What the task asks => If a line in the entries below includes the string "external", copy it out.
:: Dataset records
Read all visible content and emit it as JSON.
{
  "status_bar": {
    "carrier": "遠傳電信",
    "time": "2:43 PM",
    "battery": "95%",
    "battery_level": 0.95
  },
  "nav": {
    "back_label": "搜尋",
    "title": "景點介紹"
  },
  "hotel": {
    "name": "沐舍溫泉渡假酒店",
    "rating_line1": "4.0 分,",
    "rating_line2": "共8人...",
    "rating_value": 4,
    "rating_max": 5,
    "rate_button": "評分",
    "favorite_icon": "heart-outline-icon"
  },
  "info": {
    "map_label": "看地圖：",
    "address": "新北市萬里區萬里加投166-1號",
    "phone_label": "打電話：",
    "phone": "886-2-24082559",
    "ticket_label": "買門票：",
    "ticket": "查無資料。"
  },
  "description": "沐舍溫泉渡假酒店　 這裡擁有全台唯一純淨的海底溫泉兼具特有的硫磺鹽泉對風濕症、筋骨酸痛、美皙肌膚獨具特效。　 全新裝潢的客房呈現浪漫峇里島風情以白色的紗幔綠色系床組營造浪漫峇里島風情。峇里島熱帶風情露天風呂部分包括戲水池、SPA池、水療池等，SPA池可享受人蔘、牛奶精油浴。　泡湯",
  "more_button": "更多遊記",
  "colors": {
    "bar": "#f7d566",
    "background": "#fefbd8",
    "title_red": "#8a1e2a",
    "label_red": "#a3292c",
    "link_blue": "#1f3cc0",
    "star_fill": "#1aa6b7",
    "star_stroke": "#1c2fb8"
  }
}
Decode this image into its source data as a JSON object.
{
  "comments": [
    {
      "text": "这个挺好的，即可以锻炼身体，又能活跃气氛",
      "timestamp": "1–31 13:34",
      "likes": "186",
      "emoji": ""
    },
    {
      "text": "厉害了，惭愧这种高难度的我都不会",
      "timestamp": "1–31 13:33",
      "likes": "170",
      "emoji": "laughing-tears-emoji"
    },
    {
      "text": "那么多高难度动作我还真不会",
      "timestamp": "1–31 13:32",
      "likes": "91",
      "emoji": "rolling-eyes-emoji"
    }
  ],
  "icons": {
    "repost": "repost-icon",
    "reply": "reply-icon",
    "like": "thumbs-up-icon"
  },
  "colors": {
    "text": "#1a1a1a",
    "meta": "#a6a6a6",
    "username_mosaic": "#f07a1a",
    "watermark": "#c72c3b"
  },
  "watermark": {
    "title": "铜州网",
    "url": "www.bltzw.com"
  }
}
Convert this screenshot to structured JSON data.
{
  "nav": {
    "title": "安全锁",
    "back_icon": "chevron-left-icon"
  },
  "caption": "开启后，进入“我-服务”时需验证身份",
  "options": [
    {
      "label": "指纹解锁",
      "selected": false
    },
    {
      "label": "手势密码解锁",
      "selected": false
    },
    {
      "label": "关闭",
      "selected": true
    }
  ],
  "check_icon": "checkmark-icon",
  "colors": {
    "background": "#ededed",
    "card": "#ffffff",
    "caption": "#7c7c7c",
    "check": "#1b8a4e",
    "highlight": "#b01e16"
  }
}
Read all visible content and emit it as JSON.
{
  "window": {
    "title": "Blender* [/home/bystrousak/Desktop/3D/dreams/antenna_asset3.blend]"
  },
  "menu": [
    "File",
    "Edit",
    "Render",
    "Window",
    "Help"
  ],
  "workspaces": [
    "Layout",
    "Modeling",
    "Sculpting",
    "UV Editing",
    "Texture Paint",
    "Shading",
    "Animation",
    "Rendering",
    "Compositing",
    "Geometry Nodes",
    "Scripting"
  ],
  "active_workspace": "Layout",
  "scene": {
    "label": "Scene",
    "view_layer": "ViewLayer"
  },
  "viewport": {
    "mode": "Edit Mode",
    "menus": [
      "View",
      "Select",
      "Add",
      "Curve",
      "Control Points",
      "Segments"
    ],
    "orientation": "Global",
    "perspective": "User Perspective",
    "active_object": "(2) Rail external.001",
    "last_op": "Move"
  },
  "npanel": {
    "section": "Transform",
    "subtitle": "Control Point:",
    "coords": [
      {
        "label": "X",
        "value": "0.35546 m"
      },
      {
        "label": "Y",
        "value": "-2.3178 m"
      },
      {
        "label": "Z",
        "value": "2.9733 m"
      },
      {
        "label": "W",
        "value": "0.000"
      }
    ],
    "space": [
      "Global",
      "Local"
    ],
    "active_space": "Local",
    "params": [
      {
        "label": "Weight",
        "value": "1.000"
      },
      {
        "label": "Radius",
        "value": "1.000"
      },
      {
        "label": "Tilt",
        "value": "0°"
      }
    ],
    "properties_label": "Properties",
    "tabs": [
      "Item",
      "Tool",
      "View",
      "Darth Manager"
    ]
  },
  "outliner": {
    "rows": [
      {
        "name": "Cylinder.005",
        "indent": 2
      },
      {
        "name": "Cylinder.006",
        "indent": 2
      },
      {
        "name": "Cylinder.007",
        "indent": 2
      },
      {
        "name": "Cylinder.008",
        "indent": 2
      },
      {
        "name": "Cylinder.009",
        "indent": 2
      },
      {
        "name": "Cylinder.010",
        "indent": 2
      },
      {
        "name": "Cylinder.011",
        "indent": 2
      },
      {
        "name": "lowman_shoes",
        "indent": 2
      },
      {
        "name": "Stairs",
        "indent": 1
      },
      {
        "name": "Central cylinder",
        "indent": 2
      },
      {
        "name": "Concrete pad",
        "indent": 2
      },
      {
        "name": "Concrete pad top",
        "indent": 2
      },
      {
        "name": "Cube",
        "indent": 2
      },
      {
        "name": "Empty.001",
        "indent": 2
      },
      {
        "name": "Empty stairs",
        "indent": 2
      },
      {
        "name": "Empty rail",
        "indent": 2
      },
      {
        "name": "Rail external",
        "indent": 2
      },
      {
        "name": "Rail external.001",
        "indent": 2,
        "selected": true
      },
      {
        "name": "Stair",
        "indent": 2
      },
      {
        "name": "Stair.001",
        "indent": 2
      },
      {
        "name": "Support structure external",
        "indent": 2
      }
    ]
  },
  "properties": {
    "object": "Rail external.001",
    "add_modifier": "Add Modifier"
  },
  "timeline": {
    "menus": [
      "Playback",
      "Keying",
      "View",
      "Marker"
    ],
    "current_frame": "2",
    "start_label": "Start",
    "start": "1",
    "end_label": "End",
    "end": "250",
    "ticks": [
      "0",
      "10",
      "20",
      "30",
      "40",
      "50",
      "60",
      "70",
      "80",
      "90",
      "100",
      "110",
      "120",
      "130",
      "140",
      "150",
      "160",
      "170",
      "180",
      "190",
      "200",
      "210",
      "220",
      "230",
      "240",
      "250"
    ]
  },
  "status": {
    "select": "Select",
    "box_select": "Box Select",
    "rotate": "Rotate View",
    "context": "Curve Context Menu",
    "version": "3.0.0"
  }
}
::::
Exercise answer =>
    "active_object": "(2) Rail external.001",
        "name": "Rail external",
        "name": "Rail external.001",
        "name": "Support structure external",
    "object": "Rail external.001",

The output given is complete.